**What to produce:**
Gather every line from the entries below that includes "title".

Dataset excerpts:

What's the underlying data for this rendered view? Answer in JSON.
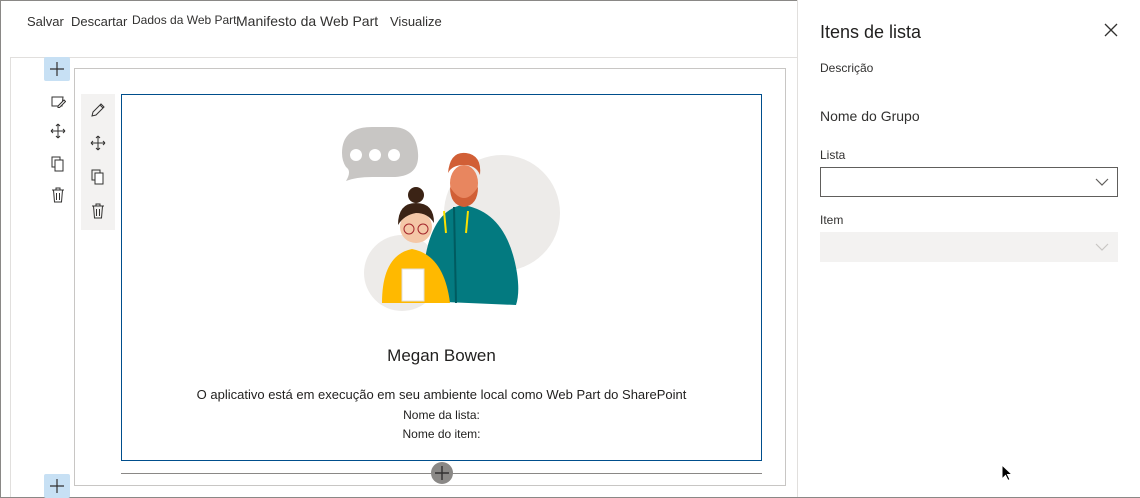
{
  "toolbar": {
    "save_label": "Salvar",
    "discard_label": "Descartar",
    "webpart_data_label": "Dados da Web Part",
    "webpart_manifest_label": "Manifesto da Web Part",
    "visualize_label": "Visualize"
  },
  "canvas": {
    "section_tools": [
      "edit-section-icon",
      "move-icon",
      "duplicate-icon",
      "delete-icon"
    ],
    "webpart_tools": [
      "pencil-icon",
      "move-icon",
      "duplicate-icon",
      "delete-icon"
    ]
  },
  "webpart": {
    "user_name": "Megan Bowen",
    "description": "O aplicativo está em execução em seu ambiente local como Web Part do SharePoint",
    "list_name_label": "Nome da lista:",
    "item_name_label": "Nome do item:"
  },
  "pane": {
    "title": "Itens de lista",
    "description": "Descrição",
    "group_name": "Nome do Grupo",
    "list_label": "Lista",
    "list_value": "",
    "item_label": "Item",
    "item_value": ""
  },
  "colors": {
    "accent_light": "#c7e0f4",
    "webpart_border": "#004e8c",
    "disabled_bg": "#f3f2f1"
  }
}
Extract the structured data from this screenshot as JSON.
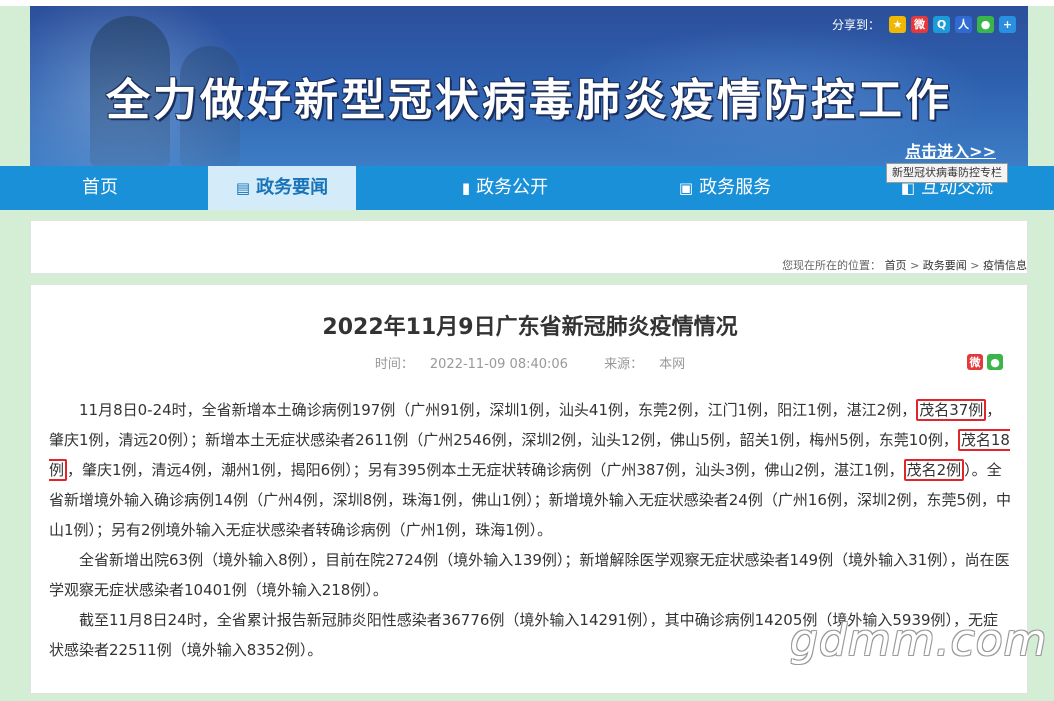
{
  "banner": {
    "share_label": "分享到：",
    "share_icons": [
      "qzone-icon",
      "weibo-icon",
      "tencent-icon",
      "renren-icon",
      "wechat-icon",
      "more-icon"
    ],
    "title": "全力做好新型冠状病毒肺炎疫情防控工作",
    "click_in": "点击进入>>",
    "tooltip": "新型冠状病毒防控专栏"
  },
  "nav": {
    "items": [
      {
        "label": "首页",
        "icon": ""
      },
      {
        "label": "政务要闻",
        "icon": "list-icon"
      },
      {
        "label": "政务公开",
        "icon": "document-icon"
      },
      {
        "label": "政务服务",
        "icon": "clipboard-icon"
      },
      {
        "label": "互动交流",
        "icon": "chat-icon"
      }
    ],
    "active_index": 1
  },
  "breadcrumb": {
    "prefix": "您现在所在的位置：",
    "items": [
      "首页",
      "政务要闻",
      "疫情信息"
    ],
    "separator": ">"
  },
  "article": {
    "title": "2022年11月9日广东省新冠肺炎疫情情况",
    "time_label": "时间：",
    "time": "2022-11-09 08:40:06",
    "source_label": "来源：",
    "source": "本网",
    "p1": {
      "a": "11月8日0-24时，全省新增本土确诊病例197例（广州91例，深圳1例，汕头41例，东莞2例，江门1例，阳江1例，湛江2例，",
      "h1": "茂名37例",
      "b": "，肇庆1例，清远20例）；新增本土无症状感染者2611例（广州2546例，深圳2例，汕头12例，佛山5例，韶关1例，梅州5例，东莞10例，",
      "h2": "茂名18例",
      "c": "，肇庆1例，清远4例，潮州1例，揭阳6例）；另有395例本土无症状转确诊病例（广州387例，汕头3例，佛山2例，湛江1例，",
      "h3": "茂名2例",
      "d": "）。全省新增境外输入确诊病例14例（广州4例，深圳8例，珠海1例，佛山1例）；新增境外输入无症状感染者24例（广州16例，深圳2例，东莞5例，中山1例）；另有2例境外输入无症状感染者转确诊病例（广州1例，珠海1例）。"
    },
    "p2": "全省新增出院63例（境外输入8例），目前在院2724例（境外输入139例）；新增解除医学观察无症状感染者149例（境外输入31例），尚在医学观察无症状感染者10401例（境外输入218例）。",
    "p3": "截至11月8日24时，全省累计报告新冠肺炎阳性感染者36776例（境外输入14291例），其中确诊病例14205例（境外输入5939例），无症状感染者22511例（境外输入8352例）。"
  },
  "watermark": "gdmm.com",
  "colors": {
    "nav_bg": "#1a90d8",
    "nav_active_bg": "#d4ecfa",
    "highlight_border": "#e0262b",
    "page_bg": "#d4eed6"
  }
}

**Exercise answer:**
    "title": "Itens de lista",
    "title": "全力做好新型冠状病毒肺炎疫情防控工作",
    "title": "2022年11月9日广东省新冠肺炎疫情情况",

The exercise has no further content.